They get to shout like this because they're in the middle of a two-and-a-half-hour workshop and production of A Midsummer Night's Dream, performed by the English Shakespeare Company's Young Shakespeare Project. Devised by Sarah Gordon and directed by Christopher Geelan, this formula of participative workshop interspersed with mini-scenes of the play has played to more than 30,000 children in 500 primary schools since 1994.
One of the secrets of the ESC's success is that the children are not told that it's Shakespeare they are about to see, so they go in with open minds. Another is to give them "ownership" of the play, letting them work out motives, empathise with characters, predict what's coming next and take active roles all the way through.
From the outset, narrator Hayley Bird has more volunteers than she knows what to do with for the job of trumpeters. Every hand goes up, as they do for a chance to mime Pyramus and Thisbe, to try to catch Puck (blindfolded) and to feed Titania figs and massage her feet. All these little wheezes are brilliant moments of unbridled hilarity which also work to break down the barriers between professional actor and child, and realise the fantasy of the play. It all helps to speed up the acclimatisation of the young audience to the story and the language. Within moments, they are laughing at all the right places and unravelling all the confusing mismatches.
The energy of the company is nothing short of phenomenal. It has to be. Doing the Dream with four actors and a narrator, without props in a school hall is no mean feat. And it isn't just a matter of performing the play. The interaction of the actors with the children, that most elusive of qualities in theatre work with young audiences, is given the attention that it deserves. No patronising sweetness, no treating the children as if they were miniature adults, but a respectful, good-humoured engagement is sustained throughout the two-and-a-half hours.
This kind of magic doesn't come easy nor does it come overnight. What appears to be an effortless and joyful piece of participatory theatre has its roots in sound pedagogy.

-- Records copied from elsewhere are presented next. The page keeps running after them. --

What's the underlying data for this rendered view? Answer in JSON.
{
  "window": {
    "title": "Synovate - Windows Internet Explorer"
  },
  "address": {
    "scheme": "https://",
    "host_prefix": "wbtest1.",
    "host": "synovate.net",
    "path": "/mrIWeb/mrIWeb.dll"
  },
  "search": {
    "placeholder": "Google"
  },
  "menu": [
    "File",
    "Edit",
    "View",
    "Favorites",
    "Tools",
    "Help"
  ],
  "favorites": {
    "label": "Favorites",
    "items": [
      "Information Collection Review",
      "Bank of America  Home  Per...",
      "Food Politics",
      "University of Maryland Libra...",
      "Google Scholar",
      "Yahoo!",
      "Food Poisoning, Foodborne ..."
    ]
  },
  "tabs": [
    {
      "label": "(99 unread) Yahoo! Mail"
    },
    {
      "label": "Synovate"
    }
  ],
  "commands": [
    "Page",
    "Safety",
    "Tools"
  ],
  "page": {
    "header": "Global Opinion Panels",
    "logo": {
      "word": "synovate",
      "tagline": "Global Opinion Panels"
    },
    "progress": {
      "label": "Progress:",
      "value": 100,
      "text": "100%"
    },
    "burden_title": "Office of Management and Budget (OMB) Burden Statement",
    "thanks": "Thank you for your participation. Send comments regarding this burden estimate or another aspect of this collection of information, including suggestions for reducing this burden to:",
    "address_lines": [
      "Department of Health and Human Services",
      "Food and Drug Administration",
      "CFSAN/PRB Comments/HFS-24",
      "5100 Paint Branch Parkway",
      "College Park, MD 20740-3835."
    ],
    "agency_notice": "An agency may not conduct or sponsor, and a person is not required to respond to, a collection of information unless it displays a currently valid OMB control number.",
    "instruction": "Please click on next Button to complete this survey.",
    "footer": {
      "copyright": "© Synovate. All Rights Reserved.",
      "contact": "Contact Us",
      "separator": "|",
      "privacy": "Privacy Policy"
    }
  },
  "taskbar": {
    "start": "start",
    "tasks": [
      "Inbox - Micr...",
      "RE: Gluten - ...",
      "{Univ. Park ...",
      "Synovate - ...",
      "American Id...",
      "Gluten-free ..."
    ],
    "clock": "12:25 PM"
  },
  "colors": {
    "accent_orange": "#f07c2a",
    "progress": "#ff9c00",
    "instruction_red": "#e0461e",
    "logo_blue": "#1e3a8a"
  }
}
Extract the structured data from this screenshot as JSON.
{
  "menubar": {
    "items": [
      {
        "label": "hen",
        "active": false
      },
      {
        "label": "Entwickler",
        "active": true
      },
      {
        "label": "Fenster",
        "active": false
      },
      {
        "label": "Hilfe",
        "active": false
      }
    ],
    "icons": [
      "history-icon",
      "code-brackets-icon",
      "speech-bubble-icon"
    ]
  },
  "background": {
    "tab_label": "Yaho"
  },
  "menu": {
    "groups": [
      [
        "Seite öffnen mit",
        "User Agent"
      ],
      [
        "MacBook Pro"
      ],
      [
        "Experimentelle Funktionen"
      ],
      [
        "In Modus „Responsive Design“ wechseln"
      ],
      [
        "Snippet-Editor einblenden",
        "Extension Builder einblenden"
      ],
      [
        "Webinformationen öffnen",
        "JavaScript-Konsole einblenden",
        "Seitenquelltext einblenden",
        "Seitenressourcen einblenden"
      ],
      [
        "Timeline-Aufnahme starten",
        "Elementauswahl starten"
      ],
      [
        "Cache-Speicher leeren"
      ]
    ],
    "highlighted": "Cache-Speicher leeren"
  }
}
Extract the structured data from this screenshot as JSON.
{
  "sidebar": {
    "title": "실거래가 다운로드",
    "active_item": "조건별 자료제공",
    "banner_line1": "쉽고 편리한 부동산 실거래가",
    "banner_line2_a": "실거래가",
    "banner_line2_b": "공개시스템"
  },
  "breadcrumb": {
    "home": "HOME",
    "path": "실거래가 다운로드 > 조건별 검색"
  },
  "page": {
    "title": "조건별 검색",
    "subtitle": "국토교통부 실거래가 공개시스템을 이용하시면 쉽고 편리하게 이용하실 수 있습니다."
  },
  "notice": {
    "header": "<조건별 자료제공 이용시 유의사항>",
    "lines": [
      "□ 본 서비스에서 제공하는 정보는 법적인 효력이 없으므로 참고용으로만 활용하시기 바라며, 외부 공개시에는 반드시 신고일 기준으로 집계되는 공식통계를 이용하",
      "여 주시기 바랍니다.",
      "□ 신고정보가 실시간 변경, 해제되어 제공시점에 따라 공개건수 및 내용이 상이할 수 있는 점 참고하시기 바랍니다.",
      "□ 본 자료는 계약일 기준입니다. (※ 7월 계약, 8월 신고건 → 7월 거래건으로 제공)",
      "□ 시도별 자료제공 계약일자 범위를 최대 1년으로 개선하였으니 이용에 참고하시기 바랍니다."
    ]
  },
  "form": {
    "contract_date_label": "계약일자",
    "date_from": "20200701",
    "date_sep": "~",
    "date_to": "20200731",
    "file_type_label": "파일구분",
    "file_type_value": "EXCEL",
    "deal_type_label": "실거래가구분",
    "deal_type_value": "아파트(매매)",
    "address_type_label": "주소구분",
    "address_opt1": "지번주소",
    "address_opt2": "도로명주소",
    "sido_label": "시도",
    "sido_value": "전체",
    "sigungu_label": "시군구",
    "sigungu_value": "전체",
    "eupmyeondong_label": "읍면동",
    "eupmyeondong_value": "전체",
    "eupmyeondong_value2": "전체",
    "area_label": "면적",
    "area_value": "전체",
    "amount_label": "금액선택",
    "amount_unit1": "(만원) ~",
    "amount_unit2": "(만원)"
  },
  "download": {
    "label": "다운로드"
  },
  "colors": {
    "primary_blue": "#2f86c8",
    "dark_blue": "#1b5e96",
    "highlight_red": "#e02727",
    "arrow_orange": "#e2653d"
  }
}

Sarah Gordon devised the primary Shakespeare methodology over six years ago after a stint of primary teaching followed by a Masters degree at the Shakespeare Institute in Cambridge, where she was supervised by Rex Gibson, architect of the Shakespeare and Schools project. Christopher Geelan trained as a theatre director.
As well as the workshop and performance format in a half day, the ESC team does a two-stage programme in which actors go into schools to conduct a workshop, and then the school takes the children to a theatre to see the actors in a full-scale performance.
The ESC continues its tour of the Dream for primary schools next year, alongside Macbeth. The ESC also tours secondaries.
For more information, ring the ESC's education director, Christopher Geelan, on 0171 403 1515